To find a quick answer, I've looked at the vital statistics of the recent winners during their regular seasons to see how well these squads were doing against their peers during their successful seasons.
|Total +/-||ES Goal +/-||ES Goal%||Fenwick Close||Non ES Goal +/-||ES SH%||ES SAV%|
The winners had a fair range of observable talent, but they average out a team that was ahead of their opponents by half a goal per game in the regular season, three quarters of that on ES. Their shot differential skill averages to just above 54%, which is where the best Fenwick close teams tend to be most seasons. Noticeable trend on special teams, either good or average and regular season goaltending that is typically much better than average (except for the Blackhawks).
The striking similarity is that these are all teams that managed to be 55%+ on ES goal differential, a difference that, with the average number of ES goal events for and against for a NHL team being ~320 in 82 games (about 4 per game), works out to about +30 on the year, similar to the +32.4 average observed. The exception is L.A., but they were shooting blanks that season and had a shot-control skill of close to 54% and above average save%, putting that magic 55% well in their grasp.
There does not seem to be much of a pattern on how the 55% is achieved.
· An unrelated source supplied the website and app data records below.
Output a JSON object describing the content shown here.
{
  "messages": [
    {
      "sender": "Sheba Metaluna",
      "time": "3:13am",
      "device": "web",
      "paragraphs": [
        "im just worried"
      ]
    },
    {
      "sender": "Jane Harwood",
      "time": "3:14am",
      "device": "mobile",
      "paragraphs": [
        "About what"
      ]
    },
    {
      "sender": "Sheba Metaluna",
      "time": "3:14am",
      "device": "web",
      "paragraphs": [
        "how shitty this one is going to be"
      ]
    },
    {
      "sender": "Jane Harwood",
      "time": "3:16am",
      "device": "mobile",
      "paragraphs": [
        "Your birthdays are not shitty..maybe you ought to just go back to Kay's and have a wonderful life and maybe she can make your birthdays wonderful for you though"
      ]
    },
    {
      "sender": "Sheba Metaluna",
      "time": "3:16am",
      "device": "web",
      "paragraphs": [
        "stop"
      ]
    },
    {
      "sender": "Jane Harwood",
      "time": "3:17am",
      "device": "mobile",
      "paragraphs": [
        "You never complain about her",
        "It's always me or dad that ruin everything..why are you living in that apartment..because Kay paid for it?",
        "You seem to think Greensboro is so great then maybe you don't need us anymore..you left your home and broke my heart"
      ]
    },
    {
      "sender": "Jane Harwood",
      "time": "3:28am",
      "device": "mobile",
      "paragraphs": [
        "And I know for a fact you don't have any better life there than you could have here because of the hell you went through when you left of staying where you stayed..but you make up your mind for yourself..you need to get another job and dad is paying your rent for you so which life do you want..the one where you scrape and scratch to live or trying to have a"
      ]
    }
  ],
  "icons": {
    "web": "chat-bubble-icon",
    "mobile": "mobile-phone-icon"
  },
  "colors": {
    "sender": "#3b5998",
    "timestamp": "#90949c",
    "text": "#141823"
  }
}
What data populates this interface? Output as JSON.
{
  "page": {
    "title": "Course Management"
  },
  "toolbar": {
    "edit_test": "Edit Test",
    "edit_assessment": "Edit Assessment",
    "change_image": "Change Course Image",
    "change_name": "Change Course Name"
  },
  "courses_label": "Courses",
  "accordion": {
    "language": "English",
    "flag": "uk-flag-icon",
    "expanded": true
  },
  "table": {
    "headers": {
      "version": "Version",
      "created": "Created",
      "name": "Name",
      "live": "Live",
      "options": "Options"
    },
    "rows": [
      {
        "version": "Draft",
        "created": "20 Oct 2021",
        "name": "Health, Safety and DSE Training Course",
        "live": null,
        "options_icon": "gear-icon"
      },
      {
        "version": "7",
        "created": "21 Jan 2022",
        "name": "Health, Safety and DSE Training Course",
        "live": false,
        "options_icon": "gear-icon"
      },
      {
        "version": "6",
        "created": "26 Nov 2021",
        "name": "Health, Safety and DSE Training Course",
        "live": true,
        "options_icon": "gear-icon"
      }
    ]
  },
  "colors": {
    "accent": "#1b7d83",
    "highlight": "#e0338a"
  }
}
Detroit flat-out dominated their way to it as the best shot control team in the post lock-out era. Chicago got there by being their only peers in shot control, somewhat undermined by goaltending. Pittsburgh and Boston accomplished this by PDO dominance; Pittsburgh largely on the backs of the huge offensive advantage Sidney Crosby and Evgeni Malkin could have on a team's on ice shooting, Boston by their other-worldly save%. It should also be noted that the ordinary Fenwick teams all were on the rise and their regular season results may not truly reflect their real Fenwick talent during the playoffs. Pittsburgh became possession-dominant after a coaching change, and were 54% the next year. Boston was developing and had yet to exploit Tyler Seguin, being 53% Fenwick the next year. L.A. had both a coaching and personnel change that put them well above 55% in shot control.